As per standard security protocol, Trump is only able to fly on Air Force One or Marine One, according to the Secret Service. The security agency has said Trump did not ride the helicopter, The Associated Press reports.
The helicopter was reportedly spotted on the resort's helipad on April 8 before leaving a few hours later. The White House did not answer questions about why the aircraft had been on the helipad.
The helicopter, a Sikorsky S-76, is white with a bold "TRUMP" logo on its tail.
According to the Palm Beach Daily News, Trump traveled to Mar-a-Lago via motorcade around 2:45 p.m., after he had gone out to his golf course in West Palm Beach.
Sean Baker, a spokesman for Palm Beach Fire-Rescue, said that the Secret Service had requested a fire engine be on standby while the helicopter arrived at the club.
"We were surprised," said Baker. "This was not something we knew was coming."
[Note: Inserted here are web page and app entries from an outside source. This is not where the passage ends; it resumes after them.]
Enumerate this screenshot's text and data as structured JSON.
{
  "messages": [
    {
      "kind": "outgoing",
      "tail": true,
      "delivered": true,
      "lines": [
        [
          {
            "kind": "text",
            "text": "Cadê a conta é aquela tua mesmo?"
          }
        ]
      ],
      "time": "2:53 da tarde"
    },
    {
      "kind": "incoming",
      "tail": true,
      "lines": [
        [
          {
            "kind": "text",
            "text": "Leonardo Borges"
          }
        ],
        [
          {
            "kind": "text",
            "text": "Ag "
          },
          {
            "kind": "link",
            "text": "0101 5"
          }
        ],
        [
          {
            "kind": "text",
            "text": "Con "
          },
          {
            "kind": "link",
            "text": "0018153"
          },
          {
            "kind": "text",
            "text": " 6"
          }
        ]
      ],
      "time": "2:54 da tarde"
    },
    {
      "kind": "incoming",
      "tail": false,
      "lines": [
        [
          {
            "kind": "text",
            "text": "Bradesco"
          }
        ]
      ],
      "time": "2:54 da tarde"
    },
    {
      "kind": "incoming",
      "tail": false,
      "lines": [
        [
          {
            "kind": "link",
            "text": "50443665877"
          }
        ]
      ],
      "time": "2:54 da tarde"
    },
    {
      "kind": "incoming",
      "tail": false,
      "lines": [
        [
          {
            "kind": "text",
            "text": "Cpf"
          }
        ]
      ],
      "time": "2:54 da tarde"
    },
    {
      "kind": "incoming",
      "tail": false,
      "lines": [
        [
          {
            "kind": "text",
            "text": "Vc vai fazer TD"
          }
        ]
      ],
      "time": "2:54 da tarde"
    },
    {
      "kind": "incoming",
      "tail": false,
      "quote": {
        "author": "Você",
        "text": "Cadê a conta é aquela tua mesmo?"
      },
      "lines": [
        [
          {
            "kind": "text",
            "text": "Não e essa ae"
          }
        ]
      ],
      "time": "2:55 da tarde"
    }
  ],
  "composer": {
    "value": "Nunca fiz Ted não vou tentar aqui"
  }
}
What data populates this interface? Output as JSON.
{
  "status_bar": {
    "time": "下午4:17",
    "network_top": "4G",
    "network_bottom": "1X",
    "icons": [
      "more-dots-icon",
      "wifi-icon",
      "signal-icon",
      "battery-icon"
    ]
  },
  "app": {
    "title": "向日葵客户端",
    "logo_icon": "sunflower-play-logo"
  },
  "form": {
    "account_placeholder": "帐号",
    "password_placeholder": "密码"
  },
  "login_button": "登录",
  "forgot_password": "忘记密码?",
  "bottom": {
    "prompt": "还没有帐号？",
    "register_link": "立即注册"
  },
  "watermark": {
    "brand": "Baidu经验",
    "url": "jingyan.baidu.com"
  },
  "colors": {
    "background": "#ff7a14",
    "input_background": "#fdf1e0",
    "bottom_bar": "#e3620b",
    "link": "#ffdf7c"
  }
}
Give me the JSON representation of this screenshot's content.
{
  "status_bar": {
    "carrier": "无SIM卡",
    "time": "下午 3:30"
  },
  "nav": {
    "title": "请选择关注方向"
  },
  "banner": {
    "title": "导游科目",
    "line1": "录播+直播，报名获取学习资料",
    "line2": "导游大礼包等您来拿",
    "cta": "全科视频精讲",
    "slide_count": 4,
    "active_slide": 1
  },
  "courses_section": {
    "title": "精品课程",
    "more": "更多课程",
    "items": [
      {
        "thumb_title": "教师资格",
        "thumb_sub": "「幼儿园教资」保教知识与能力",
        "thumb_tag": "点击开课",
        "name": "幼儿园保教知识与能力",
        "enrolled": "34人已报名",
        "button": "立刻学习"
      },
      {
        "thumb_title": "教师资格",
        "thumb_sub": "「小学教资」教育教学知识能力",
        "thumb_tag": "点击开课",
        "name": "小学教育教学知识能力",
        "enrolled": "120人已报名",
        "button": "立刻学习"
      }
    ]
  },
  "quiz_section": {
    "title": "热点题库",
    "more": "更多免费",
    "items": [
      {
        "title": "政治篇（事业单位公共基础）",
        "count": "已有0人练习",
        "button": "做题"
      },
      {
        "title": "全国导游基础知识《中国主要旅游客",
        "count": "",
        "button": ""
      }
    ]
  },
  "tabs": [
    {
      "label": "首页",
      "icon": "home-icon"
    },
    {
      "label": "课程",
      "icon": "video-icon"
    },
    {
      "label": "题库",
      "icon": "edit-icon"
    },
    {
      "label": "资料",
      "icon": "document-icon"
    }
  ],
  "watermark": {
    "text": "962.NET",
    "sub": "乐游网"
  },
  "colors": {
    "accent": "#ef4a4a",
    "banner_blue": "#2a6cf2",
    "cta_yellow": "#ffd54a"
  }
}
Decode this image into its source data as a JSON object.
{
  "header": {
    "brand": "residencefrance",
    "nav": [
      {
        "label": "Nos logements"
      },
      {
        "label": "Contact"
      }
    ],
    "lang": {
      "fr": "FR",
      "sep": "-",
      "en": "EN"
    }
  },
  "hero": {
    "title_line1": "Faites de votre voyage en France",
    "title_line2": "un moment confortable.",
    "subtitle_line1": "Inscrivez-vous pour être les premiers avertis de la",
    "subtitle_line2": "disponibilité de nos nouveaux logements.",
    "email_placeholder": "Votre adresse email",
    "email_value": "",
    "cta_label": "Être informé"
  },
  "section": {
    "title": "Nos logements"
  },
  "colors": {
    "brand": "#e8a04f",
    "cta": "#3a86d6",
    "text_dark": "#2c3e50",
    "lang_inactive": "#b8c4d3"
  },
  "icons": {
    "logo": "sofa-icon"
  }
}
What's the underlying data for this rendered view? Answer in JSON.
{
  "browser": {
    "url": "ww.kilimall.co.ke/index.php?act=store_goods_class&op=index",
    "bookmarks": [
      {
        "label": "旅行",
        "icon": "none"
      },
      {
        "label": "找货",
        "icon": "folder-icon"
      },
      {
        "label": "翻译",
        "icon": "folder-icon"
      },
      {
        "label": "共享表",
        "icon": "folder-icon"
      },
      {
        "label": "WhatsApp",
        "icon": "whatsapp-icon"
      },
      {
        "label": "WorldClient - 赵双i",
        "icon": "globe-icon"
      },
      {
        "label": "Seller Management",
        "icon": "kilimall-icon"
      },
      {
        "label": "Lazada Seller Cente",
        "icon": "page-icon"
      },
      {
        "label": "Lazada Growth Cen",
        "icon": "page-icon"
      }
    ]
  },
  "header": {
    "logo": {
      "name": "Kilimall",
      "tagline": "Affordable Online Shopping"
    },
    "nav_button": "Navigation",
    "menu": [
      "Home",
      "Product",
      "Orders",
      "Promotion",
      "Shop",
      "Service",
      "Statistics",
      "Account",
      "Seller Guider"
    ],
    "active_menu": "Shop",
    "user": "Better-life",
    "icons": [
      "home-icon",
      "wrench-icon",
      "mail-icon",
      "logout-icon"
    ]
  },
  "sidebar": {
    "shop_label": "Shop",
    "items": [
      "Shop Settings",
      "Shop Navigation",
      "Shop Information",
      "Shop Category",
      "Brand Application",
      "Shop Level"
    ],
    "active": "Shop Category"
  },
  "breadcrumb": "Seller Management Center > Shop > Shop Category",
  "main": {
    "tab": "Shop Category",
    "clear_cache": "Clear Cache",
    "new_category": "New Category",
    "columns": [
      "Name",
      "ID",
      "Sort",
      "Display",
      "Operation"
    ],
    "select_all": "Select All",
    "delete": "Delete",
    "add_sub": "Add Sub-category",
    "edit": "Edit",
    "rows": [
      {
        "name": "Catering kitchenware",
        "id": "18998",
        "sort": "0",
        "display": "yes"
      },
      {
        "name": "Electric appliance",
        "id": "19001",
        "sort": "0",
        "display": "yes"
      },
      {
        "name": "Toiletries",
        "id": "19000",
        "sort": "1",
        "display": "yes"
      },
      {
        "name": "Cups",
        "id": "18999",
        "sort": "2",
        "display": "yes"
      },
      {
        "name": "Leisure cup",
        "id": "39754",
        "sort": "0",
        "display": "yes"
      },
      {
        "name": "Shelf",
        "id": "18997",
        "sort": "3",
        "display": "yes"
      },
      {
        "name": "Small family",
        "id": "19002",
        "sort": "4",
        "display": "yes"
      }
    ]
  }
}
Baker said that the helicopter would remain at Mar-a-Lago until April 9, and that there had not been reports of anyone arriving or being picked up by the personal helicopter. Baker said that he did not know what the helicopter would be used for in that situation.
The helipad, which was newly paved, was reportedly ready for use in March after passing inspection. Trump will reportedly be able to use the helipad to ride to Mar-a-Lago in Marine One.
Valerie Bianco, a Trump supporter who saw the helicopter fly in, said that it was "an amazing surprise" to see the president's helicopter.
In February, shortly after Trump entered office, he said that he had a plan to save $1 billion on upgrades to Air Force One, according to Fortune. The U.S. Air Force said that it was not aware of any such plan.
Speaking to a crowd of supporters in Florida, Trump spoke about a program which would include the development and purchase of two Boeing jets to be used for Air Force One. Trump said during the rally that "we got that price down by over $1 billion."
According to Trump, the program was initially expected to cost around $4.2 billion, which the president said was too much.
"Can you believe this?" said Trump. "I said, 'No way.' I said, ' I refuse to fly in a $4.2 billion airplane. I refuse.'"
When Air Force spokesperson Col. Pat Ryder was asked about Trump's statement regarding the deal, Ryder replied: "I have not been told that we have that information."